Biz Karts at Scotkart in Glasgow

A few indoor karting centres in both Scotland and England have introduced electric go karts, or more accurately battery powered go karts recently.

In many cases this has been largely driven by planning consent issues or the landlord of a building, rather than wanting to ‘go green’ or because of any perceived benefits of electric go karts.

At ScotKart we have always invested heavily in new technology, and have tested several electric go karts in Glasgow at both our Cambuslang and Clydebank tracks.

However our staff and customers have found the experience of racing electric Biz Karts, Sodi Karts, OTL Karts and Rimo Karts to be very disappointing for several reasons, compared to racing our fleet of Biz petrol karts –

• The weight of all those batteries mean that an electric go kart is substantially heavier than a petrol karts. This means that the handling is severely compromised, and they just don’t respond to your steering inputs, or go round corners the way that a go kart should, which spoils your enjoyment.

. It also means that any impact with the barrier or another kart has a lot more force than a normal go kart because of the weight, which creates major safety issues.

• You don’t have the same control over the accelerator pedal for a smooth driving style with lots’ of involvement and input – with electric karts the power is simply off or on, without the same response.

• There is no rumble and roar from the engine when you push the pedal to the metal – you really miss the vibrations, the sound and the smell of a petrol powered racing kart that makes you feel that you are driving a real racing machine just like Lewis Hamilton.

• They run out of juice quickly – the optimum run time is only 8 minutes, and by our experience they often don’t last that long. Compare that with our Le-Mans Team Challenges which offer up to 2 hours of non-stop racing, or Track Drive Experience which is 20% longer. Our karts are always ready to race and you are never sitting around waiting for a charge.

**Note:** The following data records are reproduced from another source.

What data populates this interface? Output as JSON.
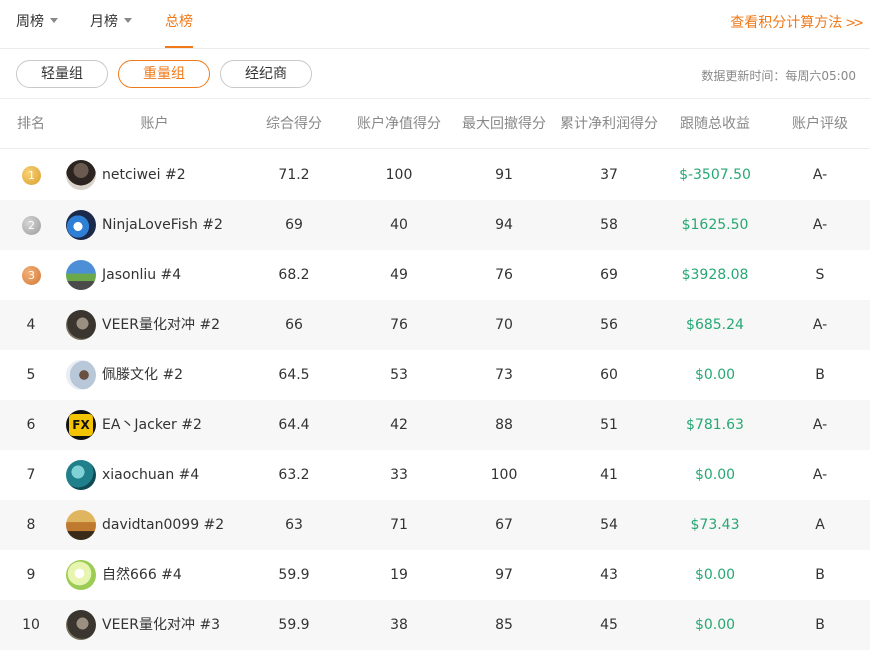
{
  "tabs": {
    "week": "周榜",
    "month": "月榜",
    "total": "总榜"
  },
  "calc_link": "查看积分计算方法",
  "groups": {
    "light": "轻量组",
    "heavy": "重量组",
    "broker": "经纪商"
  },
  "update_time": "数据更新时间：每周六05:00",
  "headers": {
    "rank": "排名",
    "account": "账户",
    "score": "综合得分",
    "nav": "账户净值得分",
    "drawdown": "最大回撤得分",
    "profit": "累计净利润得分",
    "follow_return": "跟随总收益",
    "grade": "账户评级"
  },
  "colors": {
    "accent": "#f07a1a",
    "positive": "#26a873"
  },
  "rows": [
    {
      "rank": "1",
      "medal": "gold",
      "name": "netciwei #2",
      "score": "71.2",
      "nav": "100",
      "drawdown": "91",
      "profit": "37",
      "follow_return": "$-3507.50",
      "grade": "A-"
    },
    {
      "rank": "2",
      "medal": "silver",
      "name": "NinjaLoveFish #2",
      "score": "69",
      "nav": "40",
      "drawdown": "94",
      "profit": "58",
      "follow_return": "$1625.50",
      "grade": "A-"
    },
    {
      "rank": "3",
      "medal": "bronze",
      "name": "Jasonliu #4",
      "score": "68.2",
      "nav": "49",
      "drawdown": "76",
      "profit": "69",
      "follow_return": "$3928.08",
      "grade": "S"
    },
    {
      "rank": "4",
      "name": "VEER量化对冲 #2",
      "score": "66",
      "nav": "76",
      "drawdown": "70",
      "profit": "56",
      "follow_return": "$685.24",
      "grade": "A-"
    },
    {
      "rank": "5",
      "name": "佩滕文化 #2",
      "score": "64.5",
      "nav": "53",
      "drawdown": "73",
      "profit": "60",
      "follow_return": "$0.00",
      "grade": "B"
    },
    {
      "rank": "6",
      "name": "EA丶Jacker #2",
      "score": "64.4",
      "nav": "42",
      "drawdown": "88",
      "profit": "51",
      "follow_return": "$781.63",
      "grade": "A-",
      "avatar_text": "FX"
    },
    {
      "rank": "7",
      "name": "xiaochuan #4",
      "score": "63.2",
      "nav": "33",
      "drawdown": "100",
      "profit": "41",
      "follow_return": "$0.00",
      "grade": "A-"
    },
    {
      "rank": "8",
      "name": "davidtan0099 #2",
      "score": "63",
      "nav": "71",
      "drawdown": "67",
      "profit": "54",
      "follow_return": "$73.43",
      "grade": "A"
    },
    {
      "rank": "9",
      "name": "自然666 #4",
      "score": "59.9",
      "nav": "19",
      "drawdown": "97",
      "profit": "43",
      "follow_return": "$0.00",
      "grade": "B"
    },
    {
      "rank": "10",
      "name": "VEER量化对冲 #3",
      "score": "59.9",
      "nav": "38",
      "drawdown": "85",
      "profit": "45",
      "follow_return": "$0.00",
      "grade": "B"
    }
  ]
}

• The performance is very uneven as batteries fade over time, meaning some karts are faster than others. One Tripadvisor review of a London electric go kart track reported – ‘THERE IS A MASSIVE DIFFERENCE IN PERFORMANCE BETWEEN THESE ELECTRIC KARTS SO YOU ARE NOT RACING ON A LEVEL PLAYING FIELD! This venue uses electric karts. I’m all for a green approach but unfortunately these karts do not get charged up enough between sessions. I have been 4 times to this venue and on every occasion there has been a huge discrepancy between kart performance. I have been to many other venues with petrol karts and not had this problem.’

• We are not won over by the environmental arguments either for several reasons a). Because of the charging issues you need to manufacture at least 50% more karts for your fleet b). Most electricity in Scotland comes from burning fossil fuel c).The batteries are an ecological nightmare to manufacture and dispose d). The batteries need replacing on a very regular basis

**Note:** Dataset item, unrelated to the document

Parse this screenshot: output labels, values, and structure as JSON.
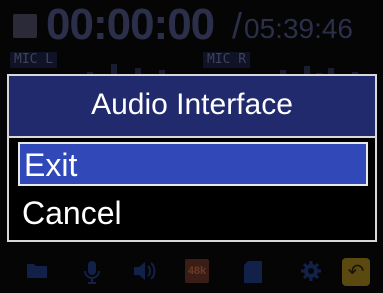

The only argument for electric karts is no fumes, however the latest generation of Honda 4 Stroke engines consume very little petrol and have extremely low emissions, especially when combined with a catalytic convertor.

If you want an authentic kart racing experience in Glasgow, with lightweight, hi-performance karts, please visit ScotKart in Cambuslang or Clydebank.

You get the real deal as a driver at ScotKart, with not just the feel, smell and taste of real racing, but equally matched karts, which can just keep going all night.

It’s an intense, seat of the pants race experience unlike battery powered electric go karts which leave you wanting more.

As another kart track operator, Richard Ray, wrote about his karting experience in America –

‘I’ve run electrics at Velocity 17 in past years and Pole Position, Jersey City, last year.
Also gas karts at GPNY, LVGP, On Track Wallingford, CT, and On Track, Brookville, CT more recently.
Without consideration of the track itself, I much prefer the gas karts.’